Of all of the myths that abound when it comes to nutrition, the assumptions that surround protein consumption and kidney damage seem to be the one everyone talks about most often. How did it start? From the research, I did this particular myth started from research on patients with kidney disease. And why is that?
People with kidney disease have difficulty of filtrating protein, and that’s why in some cases they are on a low-protein diet. So, the conclusion was made that because patients with kidney disease could not filtrate protein, then it must be that too much protein must be hard on the kidneys. Awesome right?
In reality, studies have been done on higher protein intakes, and the result is that higher protein intake is completely safe. In the short-term, the body adapts to the higher protein intakes which changes some markers of kidney function.
This is part of the adaptation process to the additional protein. However, long-term consumption of higher amounts of protein do not have a negative impact on kidney function.1,2,3,4,5
When I talk about Dr. Jose Antonio’s latest study,2 even with the amount of protein consumed, the author states: “There were no changes in any of the variables regarding blood lipids and a comprehensive metabolic panel.
We examined the two individuals with the highest recorded protein intakes (4.66 and 6.59 g/kg/day) and found no deleterious effects on renal function in either individual.”

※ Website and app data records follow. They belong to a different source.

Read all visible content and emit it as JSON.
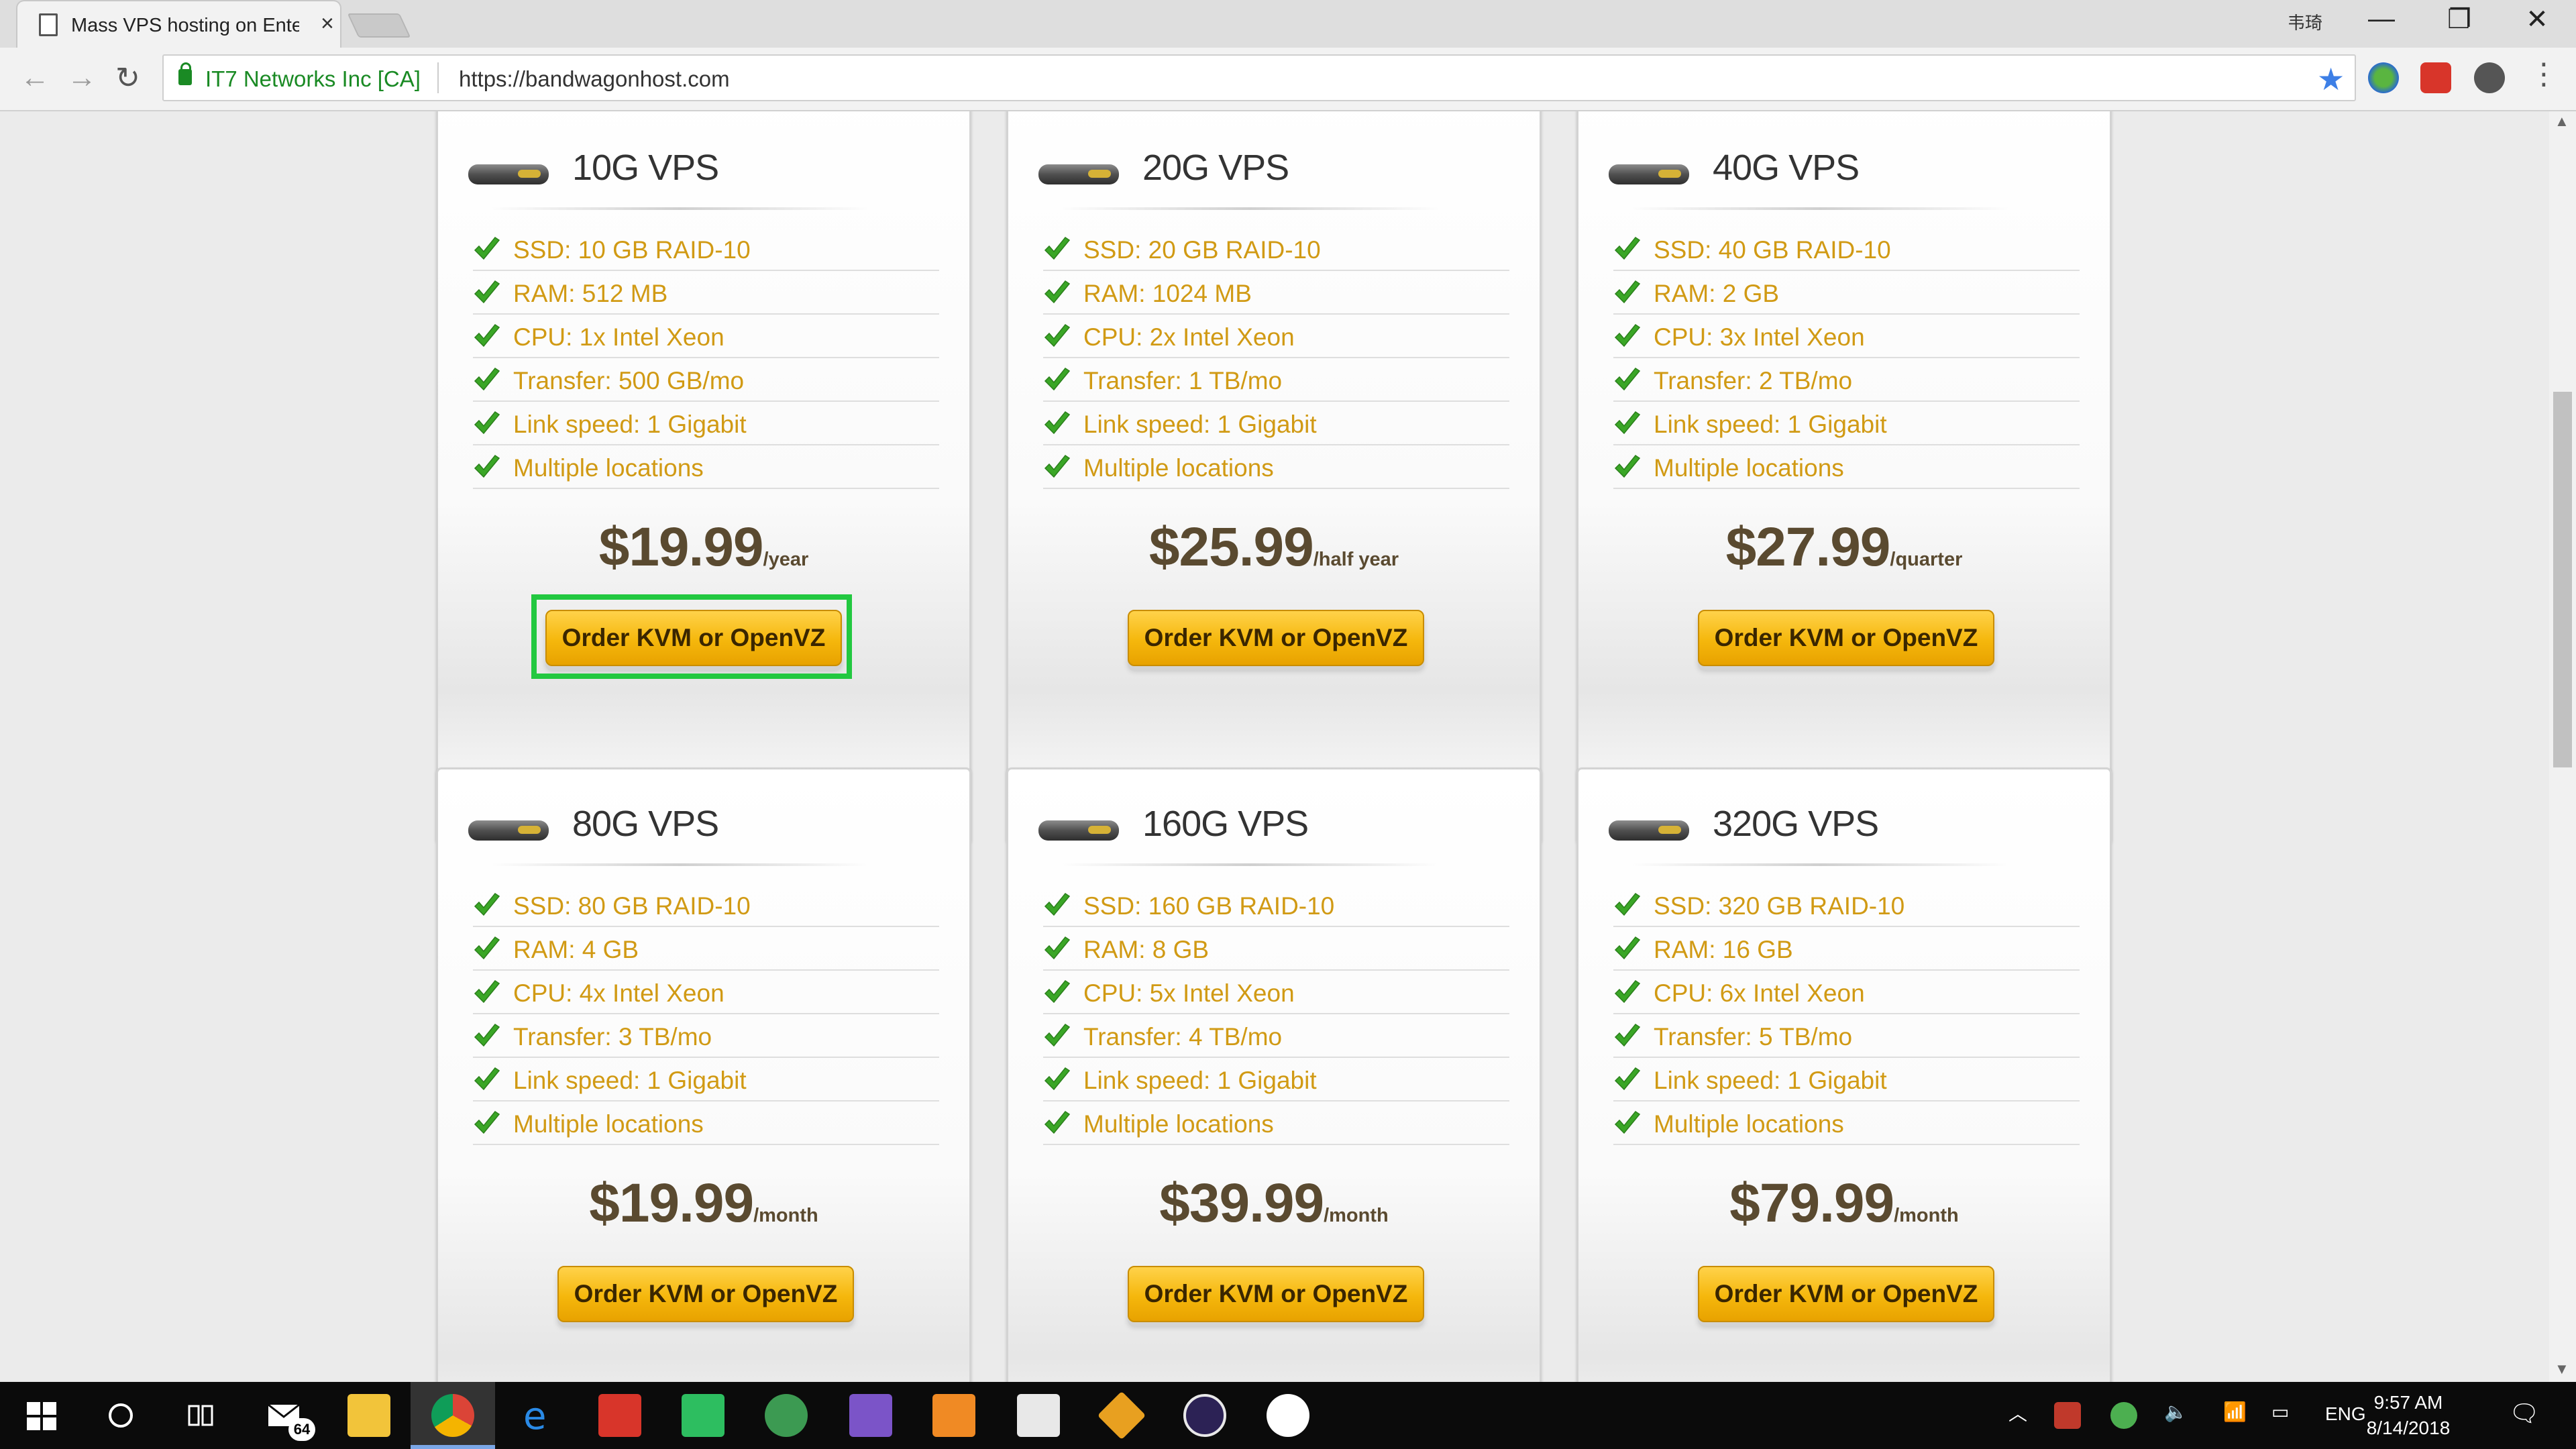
{
  "browser": {
    "tab_title": "Mass VPS hosting on Ente",
    "tab_close": "×",
    "user_label": "韦琦",
    "cert_name": "IT7 Networks Inc [CA]",
    "url": "https://bandwagonhost.com",
    "star": "★",
    "back": "←",
    "forward": "→",
    "reload": "↻",
    "minimize": "—",
    "restore": "❐",
    "close": "✕",
    "menu": "⋮"
  },
  "plans": [
    {
      "title": "10G VPS",
      "features": [
        "SSD: 10 GB RAID-10",
        "RAM: 512 MB",
        "CPU: 1x Intel Xeon",
        "Transfer: 500 GB/mo",
        "Link speed: 1 Gigabit",
        "Multiple locations"
      ],
      "price": "$19.99",
      "period": "/year",
      "button": "Order KVM or OpenVZ"
    },
    {
      "title": "20G VPS",
      "features": [
        "SSD: 20 GB RAID-10",
        "RAM: 1024 MB",
        "CPU: 2x Intel Xeon",
        "Transfer: 1 TB/mo",
        "Link speed: 1 Gigabit",
        "Multiple locations"
      ],
      "price": "$25.99",
      "period": "/half year",
      "button": "Order KVM or OpenVZ"
    },
    {
      "title": "40G VPS",
      "features": [
        "SSD: 40 GB RAID-10",
        "RAM: 2 GB",
        "CPU: 3x Intel Xeon",
        "Transfer: 2 TB/mo",
        "Link speed: 1 Gigabit",
        "Multiple locations"
      ],
      "price": "$27.99",
      "period": "/quarter",
      "button": "Order KVM or OpenVZ"
    },
    {
      "title": "80G VPS",
      "features": [
        "SSD: 80 GB RAID-10",
        "RAM: 4 GB",
        "CPU: 4x Intel Xeon",
        "Transfer: 3 TB/mo",
        "Link speed: 1 Gigabit",
        "Multiple locations"
      ],
      "price": "$19.99",
      "period": "/month",
      "button": "Order KVM or OpenVZ"
    },
    {
      "title": "160G VPS",
      "features": [
        "SSD: 160 GB RAID-10",
        "RAM: 8 GB",
        "CPU: 5x Intel Xeon",
        "Transfer: 4 TB/mo",
        "Link speed: 1 Gigabit",
        "Multiple locations"
      ],
      "price": "$39.99",
      "period": "/month",
      "button": "Order KVM or OpenVZ"
    },
    {
      "title": "320G VPS",
      "features": [
        "SSD: 320 GB RAID-10",
        "RAM: 16 GB",
        "CPU: 6x Intel Xeon",
        "Transfer: 5 TB/mo",
        "Link speed: 1 Gigabit",
        "Multiple locations"
      ],
      "price": "$79.99",
      "period": "/month",
      "button": "Order KVM or OpenVZ"
    }
  ],
  "colors": {
    "feature_text": "#d19a14",
    "price_text": "#5a4a30",
    "button": "#f5b70c",
    "highlight": "#22c840",
    "check": "#3aa626"
  },
  "taskbar": {
    "mail_badge": "64",
    "language": "ENG",
    "time": "9:57 AM",
    "date": "8/14/2018"
  }
}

We know from previous studies that high in protein diets cause hyperfiltration and we should expect an initial increase in glomerular filtration (GFR). Glomerular what? The glomerular rate is the best test to measure your level of kidney function and determine your stage of kidney disease.
But as a study5 concludes, “A healthy diet rich in protein increased eGFR (Estimated glomerular filtration is a test that is used to assess how well your kidneys are working. The test estimates the volume of blood that is filtered by your kidneys over a given period of time.

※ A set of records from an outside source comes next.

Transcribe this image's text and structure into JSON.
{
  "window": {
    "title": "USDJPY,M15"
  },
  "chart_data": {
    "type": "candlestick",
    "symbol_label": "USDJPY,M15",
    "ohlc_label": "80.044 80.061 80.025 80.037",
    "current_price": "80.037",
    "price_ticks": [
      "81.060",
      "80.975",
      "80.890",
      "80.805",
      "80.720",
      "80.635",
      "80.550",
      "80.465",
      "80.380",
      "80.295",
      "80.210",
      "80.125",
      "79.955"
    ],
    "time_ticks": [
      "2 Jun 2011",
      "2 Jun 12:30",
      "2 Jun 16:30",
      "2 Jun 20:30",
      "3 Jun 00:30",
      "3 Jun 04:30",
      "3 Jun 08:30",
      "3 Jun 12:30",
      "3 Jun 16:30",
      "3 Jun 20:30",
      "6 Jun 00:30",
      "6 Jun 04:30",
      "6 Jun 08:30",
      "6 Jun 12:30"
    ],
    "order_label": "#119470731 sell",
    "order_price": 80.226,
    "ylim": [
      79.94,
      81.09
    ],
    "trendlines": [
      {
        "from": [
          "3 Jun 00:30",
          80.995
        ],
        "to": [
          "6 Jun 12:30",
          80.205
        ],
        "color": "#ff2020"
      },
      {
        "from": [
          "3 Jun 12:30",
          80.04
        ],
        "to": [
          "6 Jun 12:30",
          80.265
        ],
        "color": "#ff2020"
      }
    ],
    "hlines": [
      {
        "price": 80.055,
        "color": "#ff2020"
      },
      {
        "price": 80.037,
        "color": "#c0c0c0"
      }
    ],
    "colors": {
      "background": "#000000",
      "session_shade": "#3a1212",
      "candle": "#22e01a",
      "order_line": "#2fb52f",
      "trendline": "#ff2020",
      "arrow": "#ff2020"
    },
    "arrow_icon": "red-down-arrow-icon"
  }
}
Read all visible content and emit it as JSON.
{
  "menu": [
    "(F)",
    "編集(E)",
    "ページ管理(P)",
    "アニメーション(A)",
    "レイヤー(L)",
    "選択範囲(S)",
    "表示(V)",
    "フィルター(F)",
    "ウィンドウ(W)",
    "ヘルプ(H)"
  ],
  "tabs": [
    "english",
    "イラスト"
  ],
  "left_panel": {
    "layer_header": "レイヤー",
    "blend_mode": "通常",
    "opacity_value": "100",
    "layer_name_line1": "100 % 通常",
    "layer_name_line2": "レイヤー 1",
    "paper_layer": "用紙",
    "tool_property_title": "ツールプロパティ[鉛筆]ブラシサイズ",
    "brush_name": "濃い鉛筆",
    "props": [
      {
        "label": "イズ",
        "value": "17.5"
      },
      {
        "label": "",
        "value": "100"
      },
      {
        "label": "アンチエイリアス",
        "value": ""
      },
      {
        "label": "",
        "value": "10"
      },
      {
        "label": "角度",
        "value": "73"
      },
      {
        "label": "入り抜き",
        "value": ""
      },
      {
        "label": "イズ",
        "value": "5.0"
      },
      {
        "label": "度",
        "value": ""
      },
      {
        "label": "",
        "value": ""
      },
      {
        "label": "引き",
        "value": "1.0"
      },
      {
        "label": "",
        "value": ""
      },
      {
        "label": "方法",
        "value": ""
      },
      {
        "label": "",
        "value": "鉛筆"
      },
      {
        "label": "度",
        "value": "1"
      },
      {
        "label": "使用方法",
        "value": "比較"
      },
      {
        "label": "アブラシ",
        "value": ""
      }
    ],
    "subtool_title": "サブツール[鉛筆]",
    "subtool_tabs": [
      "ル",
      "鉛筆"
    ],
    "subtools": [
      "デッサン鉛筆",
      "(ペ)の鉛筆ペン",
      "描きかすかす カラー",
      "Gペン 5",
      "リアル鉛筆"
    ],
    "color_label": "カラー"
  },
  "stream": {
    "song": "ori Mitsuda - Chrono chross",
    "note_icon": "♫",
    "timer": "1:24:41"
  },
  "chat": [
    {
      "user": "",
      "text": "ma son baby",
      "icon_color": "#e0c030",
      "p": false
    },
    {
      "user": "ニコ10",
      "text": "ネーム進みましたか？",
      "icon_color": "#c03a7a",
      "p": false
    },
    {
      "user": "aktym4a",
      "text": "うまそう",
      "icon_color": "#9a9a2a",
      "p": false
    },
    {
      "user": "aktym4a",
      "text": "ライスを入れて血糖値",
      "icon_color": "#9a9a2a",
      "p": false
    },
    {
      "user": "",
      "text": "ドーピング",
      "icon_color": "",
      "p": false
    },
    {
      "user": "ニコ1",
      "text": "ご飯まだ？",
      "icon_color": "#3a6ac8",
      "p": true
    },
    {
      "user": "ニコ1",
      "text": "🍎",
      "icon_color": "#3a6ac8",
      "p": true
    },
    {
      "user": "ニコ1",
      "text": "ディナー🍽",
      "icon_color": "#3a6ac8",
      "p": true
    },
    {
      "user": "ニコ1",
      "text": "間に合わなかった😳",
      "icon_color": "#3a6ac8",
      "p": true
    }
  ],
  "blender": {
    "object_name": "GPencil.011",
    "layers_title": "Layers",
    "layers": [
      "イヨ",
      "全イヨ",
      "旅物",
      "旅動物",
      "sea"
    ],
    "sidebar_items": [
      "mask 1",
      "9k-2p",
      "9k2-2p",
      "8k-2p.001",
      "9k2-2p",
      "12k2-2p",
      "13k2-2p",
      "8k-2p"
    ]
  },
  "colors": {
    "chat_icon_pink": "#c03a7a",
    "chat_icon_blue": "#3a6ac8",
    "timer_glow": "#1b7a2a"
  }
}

The test is called ‘estimated’ because the glomeruli are the tiny filters in the kidneys. If these filters do not do their job properly then the kidney is said to have reduced or impaired kidney function). Whether long-term consumption of a high-protein diet leads to kidney disease is uncertain.”
The claim that protein intake leads to kidney stones or kidney failure is not supported by the facts.

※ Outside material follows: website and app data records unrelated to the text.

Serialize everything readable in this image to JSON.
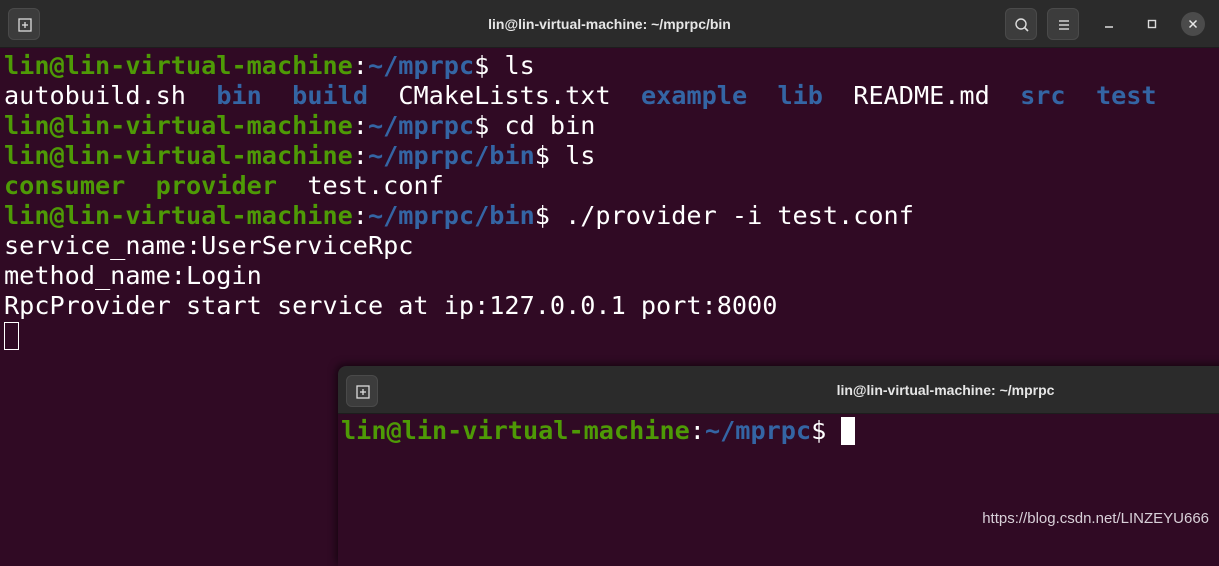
{
  "main_window": {
    "title": "lin@lin-virtual-machine: ~/mprpc/bin",
    "lines": [
      [
        {
          "t": "lin@lin-virtual-machine",
          "c": "g"
        },
        {
          "t": ":",
          "c": "w"
        },
        {
          "t": "~/mprpc",
          "c": "b"
        },
        {
          "t": "$ ls",
          "c": "w"
        }
      ],
      [
        {
          "t": "autobuild.sh  ",
          "c": "w"
        },
        {
          "t": "bin",
          "c": "b"
        },
        {
          "t": "  ",
          "c": "w"
        },
        {
          "t": "build",
          "c": "b"
        },
        {
          "t": "  CMakeLists.txt  ",
          "c": "w"
        },
        {
          "t": "example",
          "c": "b"
        },
        {
          "t": "  ",
          "c": "w"
        },
        {
          "t": "lib",
          "c": "b"
        },
        {
          "t": "  README.md  ",
          "c": "w"
        },
        {
          "t": "src",
          "c": "b"
        },
        {
          "t": "  ",
          "c": "w"
        },
        {
          "t": "test",
          "c": "b"
        }
      ],
      [
        {
          "t": "lin@lin-virtual-machine",
          "c": "g"
        },
        {
          "t": ":",
          "c": "w"
        },
        {
          "t": "~/mprpc",
          "c": "b"
        },
        {
          "t": "$ cd bin",
          "c": "w"
        }
      ],
      [
        {
          "t": "lin@lin-virtual-machine",
          "c": "g"
        },
        {
          "t": ":",
          "c": "w"
        },
        {
          "t": "~/mprpc/bin",
          "c": "b"
        },
        {
          "t": "$ ls",
          "c": "w"
        }
      ],
      [
        {
          "t": "consumer",
          "c": "g"
        },
        {
          "t": "  ",
          "c": "w"
        },
        {
          "t": "provider",
          "c": "g"
        },
        {
          "t": "  test.conf",
          "c": "w"
        }
      ],
      [
        {
          "t": "lin@lin-virtual-machine",
          "c": "g"
        },
        {
          "t": ":",
          "c": "w"
        },
        {
          "t": "~/mprpc/bin",
          "c": "b"
        },
        {
          "t": "$ ./provider -i test.conf",
          "c": "w"
        }
      ],
      [
        {
          "t": "service_name:UserServiceRpc",
          "c": "w"
        }
      ],
      [
        {
          "t": "method_name:Login",
          "c": "w"
        }
      ],
      [
        {
          "t": "RpcProvider start service at ip:127.0.0.1 port:8000",
          "c": "w"
        }
      ]
    ]
  },
  "second_window": {
    "title": "lin@lin-virtual-machine: ~/mprpc",
    "lines": [
      [
        {
          "t": "lin@lin-virtual-machine",
          "c": "g"
        },
        {
          "t": ":",
          "c": "w"
        },
        {
          "t": "~/mprpc",
          "c": "b"
        },
        {
          "t": "$ ",
          "c": "w"
        }
      ]
    ]
  },
  "watermark": "https://blog.csdn.net/LINZEYU666",
  "icons": {
    "new_tab": "new-tab-icon",
    "search": "search-icon",
    "menu": "hamburger-menu-icon",
    "minimize": "minimize-icon",
    "maximize": "maximize-icon",
    "close": "close-icon"
  },
  "colors": {
    "background": "#300a24",
    "prompt_user": "#4e9a06",
    "prompt_path": "#3465a4",
    "text": "#ffffff"
  }
}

1. Antonio, J., Ellerbroek, A., Silver, T., Orris, S., Scheiner, M., Gonzalez, A. and Peacock, C. A., 2015. A high protein diet (3.4 g/kg/d) combined with a heavy resistance training program improves body composition in healthy trained men and women – a follow-up investigation. Journal of the International Society of Sports Nutrition, 12 (1).
2. Antonio, J., Ellerbroek, A., Silver, T., Vargas, L. and Peacock, C., 2016. The effects of a high protein diet on indices of health and body composition – a crossover trial in resistance-trained men. Journal of the International Society of Sports Nutrition, 13 (1).
3. Li, Z., Treyzon, L., Chen, S., Yan, E., Thames, G. and Carpenter, C. L., 2010. Protein-enriched meal replacements do not adversely affect liver, kidney or bone density: An outpatient randomized controlled trial. Nutrition Journal, 9 (1), 72.
4. Friedman, A. N., Ogden, L. G., Foster, G. D., Klein, S., Stein, R., Miller, B., Hill, J. O., Brill, C., Bailer, B., Rosenbaum, D. R. and Wyatt, H. R., 2012. Comparative effects of low-carbohydrate high-protein versus low-fat diets on the kidney. Clinical Journal of the American Society of Nephrology, 7 (7), 1103–1111.
5. Juraschek, S. P., Appel, L. J., Anderson, C. A. M. and Miller, E. R., 2013. Effect of a high-protein diet on kidney function in healthy adults: Results from the OmniHeart trial. American Journal of Kidney Diseases, 61 (4), 547–554.